As the snow receeds this year and you head out to take those first yard walks of the season, I’m afraid that you may be met with a nasty surprise. It was a hard winter for the deer and rabbits to forage for food. Deep, persistent snow cover this winter has provided a haven for hungry meadow voles and field mice as they feed on the bark of many trees and shrubs right at the soil line. At the same time, crusted snow has allowed rabbits to feed on the bark of the same plants two, three and even four feet off the ground.
The good news, if you can call it that, is that most multiple-stemmed shrubs including redtwig dogwood, burning bush, viburnums, rhododendrons, etc. can recover from this type of wildlife damage. New buds just below the feeding damage will emerge (at the tip of my thumbnail in the photo at left), and within a couple of months a number of new shoots will have grown several inches to more than a foot in length (below, at right)!
Simply cut these plants back to a point just above the new shoots. Though drastically reduced in size, these plants will gradually regain their previous size and form, as if they’d undergone intentional “rejuvenation” pruning!
On the other hand, single-trunk fruit and ornamental trees will gradually decline and eventually die if most or all of the bark has been eaten from around the entire trunk, at left.
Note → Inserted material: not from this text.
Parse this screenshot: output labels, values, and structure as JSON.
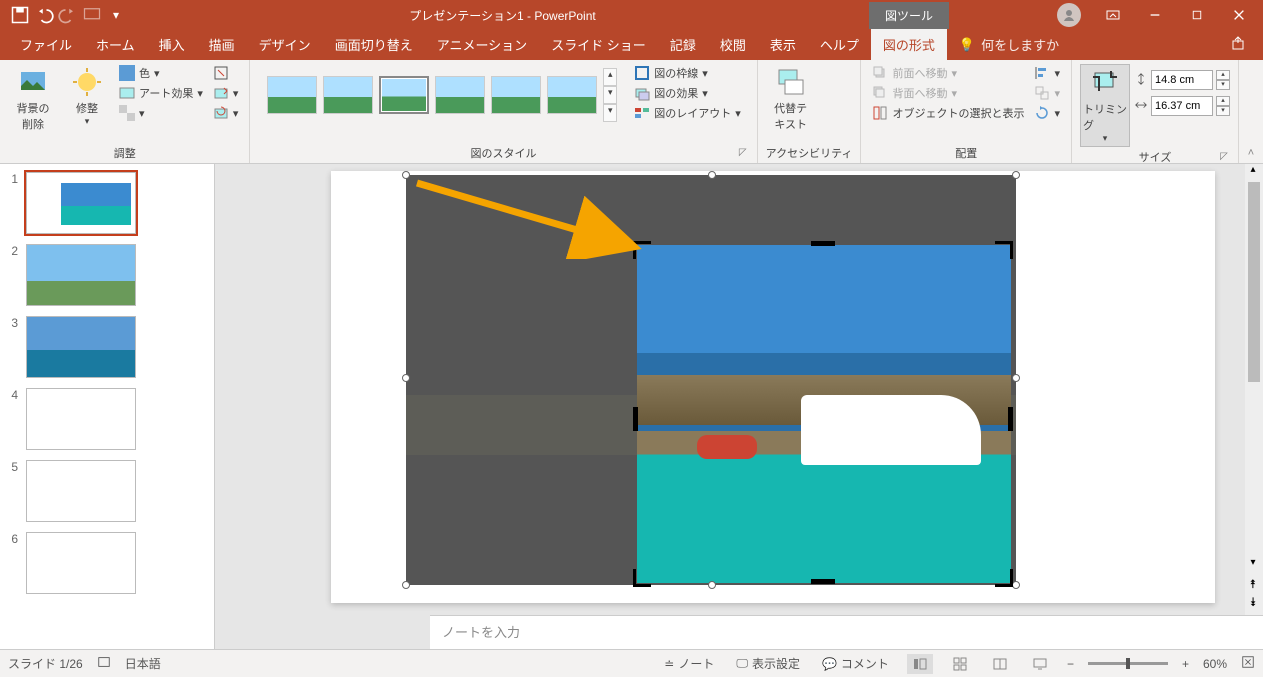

Carbohydrates (plant food) produced in the leaves of damaged plants will not be able to reach the root system because the transport tissue (phloem) immediately beneath the bark will have been eaten, too! In fact, it’s this sugar-containing tissue that the critters prefer.
The only chance for saving a girdled, single-trunk tree is to perform a “bridge” graft. You can find good pictures and an explanation of this technique by clicking here. However, since bridge grafts can be tricky to perform, we recommend that you hire a certified nursery professional or certified arborist to perform the procedure if the damaged plants are extremely valuable. If it’s not a valuable plant and you feel like experimenting, go ahead and try it. If the tree is severly girdled, you have nothing to lose.
One of the best protections for your single stemmed trees is Wrapping the trunk
You can reduce the chance of this type of damage to plants in your landscape in the future by enclosing the trunks of young trees in protective cylinders fashioned from ¼ inch mesh hardware cloth or plastic drainage pipe, at right. Bury the bottom of the cylinders under several inches of soil to prevent mice and voles from burrowing under them. Also make the cylinders tall enough to cover the trunk all the way up to the lowest set of branches to prevent rabbits from getting at the bark while perched on top of crusted snow that may be several feet deep.
And, finally, as tired as you may be after shoveling out your driveway and sidewalks, it’ll also be a good idea to wade out and shovel the snow away from the base of valuable single-trunk trees in your landscape. Mice and voles will not feed as heavily on exposed trunks, and rabbits won’t be able to gnaw on branches above the hardware cloth or drainage pipe barriers while perched on top of a snowdrift.
If you have suffered irreparable damage from the critters and feel you need to replant, you might want to think about deer resistant plants. Click here for a list of plants deer are less likely to eat. Keep in mind the word “resistant”. When the animals are hungry enough they will eat anything!!!!!